That Committee was led by CERN‘s Austin Ball, who presented the findings to Council. Ball reported that the 13-person panel endorsed the scope of work ESS proposed to include in Initial Operations, but noted that contingency funds would probably need to be increased to accommodate the inevitable unknowns in operating a new facility of this size. The panel made recommendations for the transition from Construction to Initial Operations during 2019-2025, including priorities to obtain high-level scientific achievements as early as possible in the Operations Phase.
Börjesson, Vierkorn-Rudolph and outgoing Vice-Chair Caterina Petrillo (center) of Italy. Petrillo also led the Council's Operations Working Group, whose final report she delivered at the June meeting. PHOTO: ESS
“Any priority measures shouldn’t compromise ESS’ ability to deliver world-class science,” Ball told the Council. “Planning [for Initial Operations] needs to emphasise early scientific success.”
Science Director Andreas Schreyer echoed that idea, reporting rapid progress on instrument construction and planning
. He emphasised the urgency to resolve key open questions regarding instrument construction and upgrades during the Initial Operations Phase.
Cooperation With ILL
The Director of Institute Laue-Langevin (ILL) in France, Helmut Schober, and the ILL Steering Committee Chair Grahame Blair spoke to ESS Council on future ESS-ILL cooperation. John Womersley and Lars Börjesson will return the visit and attend the upcoming ILL Steering Committee meeting later this month, where the intention is to sign a Memorandum of Understanding between the two labs.
|An update to the ESS Vision and Mission statements were approved by Council. Click to enlarge. IMAGE: ESS|
“Good cooperation between ESS and ILL is critical for the future of Europe’s neutron community,” said Börjesson. “We have the same stakeholders and the same users, so we have to work closely together to come to optimal opportunities for the future of science and researchers using advanced neutron techniques.”
The busy two days in Warsaw also saw approval of both the 2016 Annual Report, to be submitted to the European Commission, as well as the Vision and Mission statements for ESS
. The Spanish delegation was joined by two representatives from the Basque Region, Vice Minister Adolfo Morais Ezquerro and Vice Minister Estibaliz Hernáez Laviña.
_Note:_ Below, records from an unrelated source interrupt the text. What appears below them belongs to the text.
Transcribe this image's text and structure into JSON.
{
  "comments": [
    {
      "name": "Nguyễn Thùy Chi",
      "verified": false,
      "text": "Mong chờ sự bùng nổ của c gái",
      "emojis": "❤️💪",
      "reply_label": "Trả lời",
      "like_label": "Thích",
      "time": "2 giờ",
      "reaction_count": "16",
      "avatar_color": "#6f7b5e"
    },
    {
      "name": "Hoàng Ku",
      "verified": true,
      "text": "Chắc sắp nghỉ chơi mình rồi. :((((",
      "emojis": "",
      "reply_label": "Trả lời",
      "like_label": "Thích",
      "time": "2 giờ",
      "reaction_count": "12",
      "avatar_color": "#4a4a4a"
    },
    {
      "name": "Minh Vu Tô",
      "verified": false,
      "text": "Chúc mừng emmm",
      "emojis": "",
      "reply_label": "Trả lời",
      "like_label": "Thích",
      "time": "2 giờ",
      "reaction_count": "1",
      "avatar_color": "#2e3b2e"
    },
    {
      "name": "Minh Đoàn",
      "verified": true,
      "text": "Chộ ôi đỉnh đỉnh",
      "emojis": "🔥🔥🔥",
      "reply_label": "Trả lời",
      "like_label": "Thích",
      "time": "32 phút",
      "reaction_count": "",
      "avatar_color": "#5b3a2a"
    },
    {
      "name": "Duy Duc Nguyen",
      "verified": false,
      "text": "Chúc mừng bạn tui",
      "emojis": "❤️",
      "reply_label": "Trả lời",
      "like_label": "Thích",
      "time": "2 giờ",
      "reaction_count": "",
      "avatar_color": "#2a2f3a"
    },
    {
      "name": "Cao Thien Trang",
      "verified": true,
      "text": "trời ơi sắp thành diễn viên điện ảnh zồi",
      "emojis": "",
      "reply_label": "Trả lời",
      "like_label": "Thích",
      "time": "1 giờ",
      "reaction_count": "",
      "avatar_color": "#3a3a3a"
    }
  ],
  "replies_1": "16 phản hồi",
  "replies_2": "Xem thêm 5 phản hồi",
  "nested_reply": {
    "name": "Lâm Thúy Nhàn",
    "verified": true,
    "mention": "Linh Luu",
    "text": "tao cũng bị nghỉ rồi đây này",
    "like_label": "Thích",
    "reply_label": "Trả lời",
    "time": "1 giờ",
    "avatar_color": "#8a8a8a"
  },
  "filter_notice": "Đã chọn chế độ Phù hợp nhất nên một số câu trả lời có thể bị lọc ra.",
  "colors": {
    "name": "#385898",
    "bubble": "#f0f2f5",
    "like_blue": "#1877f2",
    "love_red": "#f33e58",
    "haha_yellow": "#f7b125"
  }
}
The ESS management team then put forward for Council’s consideration a policy for sharing operations costs among Member States. A path to agreement was established intended to reach a resolution toward the end of the year.
One-third complete, the European Spallation Source has now moved into its most intense two years of construction. Council’s early engagement with operations planning keeps the project’s focus steady on the goal of enabling scientific excellence across the research spectrum.